── RECORDS FOR THIS TASK ──
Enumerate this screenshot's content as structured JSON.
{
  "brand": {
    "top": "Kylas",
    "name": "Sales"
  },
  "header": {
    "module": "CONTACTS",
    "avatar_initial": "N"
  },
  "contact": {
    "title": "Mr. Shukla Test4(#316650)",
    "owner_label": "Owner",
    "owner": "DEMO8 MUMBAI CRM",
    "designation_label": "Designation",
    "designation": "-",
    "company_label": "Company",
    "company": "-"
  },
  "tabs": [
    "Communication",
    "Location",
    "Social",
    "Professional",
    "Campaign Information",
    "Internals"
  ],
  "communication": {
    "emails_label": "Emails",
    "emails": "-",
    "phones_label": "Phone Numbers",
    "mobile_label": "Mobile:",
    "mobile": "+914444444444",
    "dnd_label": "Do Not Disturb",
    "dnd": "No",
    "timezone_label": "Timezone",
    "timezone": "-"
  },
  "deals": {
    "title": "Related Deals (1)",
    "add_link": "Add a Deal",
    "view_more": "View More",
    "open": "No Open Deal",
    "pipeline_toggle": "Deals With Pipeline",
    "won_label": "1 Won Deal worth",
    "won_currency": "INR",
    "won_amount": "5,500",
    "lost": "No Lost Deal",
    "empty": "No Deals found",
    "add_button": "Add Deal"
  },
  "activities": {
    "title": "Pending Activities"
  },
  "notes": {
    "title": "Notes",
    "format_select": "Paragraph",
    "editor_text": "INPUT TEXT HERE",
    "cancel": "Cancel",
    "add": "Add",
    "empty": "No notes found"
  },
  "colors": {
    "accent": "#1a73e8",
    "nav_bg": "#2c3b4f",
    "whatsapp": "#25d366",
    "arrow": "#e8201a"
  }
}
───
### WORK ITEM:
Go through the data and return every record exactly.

### TASK SOLUTION:
Enumerate this screenshot's content as structured JSON.
{
  "brand": {
    "top": "Kylas",
    "name": "Sales"
  },
  "header": {
    "module": "CONTACTS",
    "avatar_initial": "N"
  },
  "contact": {
    "title": "Mr. Shukla Test4(#316650)",
    "owner_label": "Owner",
    "owner": "DEMO8 MUMBAI CRM",
    "designation_label": "Designation",
    "designation": "-",
    "company_label": "Company",
    "company": "-"
  },
  "tabs": [
    "Communication",
    "Location",
    "Social",
    "Professional",
    "Campaign Information",
    "Internals"
  ],
  "communication": {
    "emails_label": "Emails",
    "emails": "-",
    "phones_label": "Phone Numbers",
    "mobile_label": "Mobile:",
    "mobile": "+914444444444",
    "dnd_label": "Do Not Disturb",
    "dnd": "No",
    "timezone_label": "Timezone",
    "timezone": "-"
  },
  "deals": {
    "title": "Related Deals (1)",
    "add_link": "Add a Deal",
    "view_more": "View More",
    "open": "No Open Deal",
    "pipeline_toggle": "Deals With Pipeline",
    "won_label": "1 Won Deal worth",
    "won_currency": "INR",
    "won_amount": "5,500",
    "lost": "No Lost Deal",
    "empty": "No Deals found",
    "add_button": "Add Deal"
  },
  "activities": {
    "title": "Pending Activities"
  },
  "notes": {
    "title": "Notes",
    "format_select": "Paragraph",
    "editor_text": "INPUT TEXT HERE",
    "cancel": "Cancel",
    "add": "Add",
    "empty": "No notes found"
  },
  "colors": {
    "accent": "#1a73e8",
    "nav_bg": "#2c3b4f",
    "whatsapp": "#25d366",
    "arrow": "#e8201a"
  }
}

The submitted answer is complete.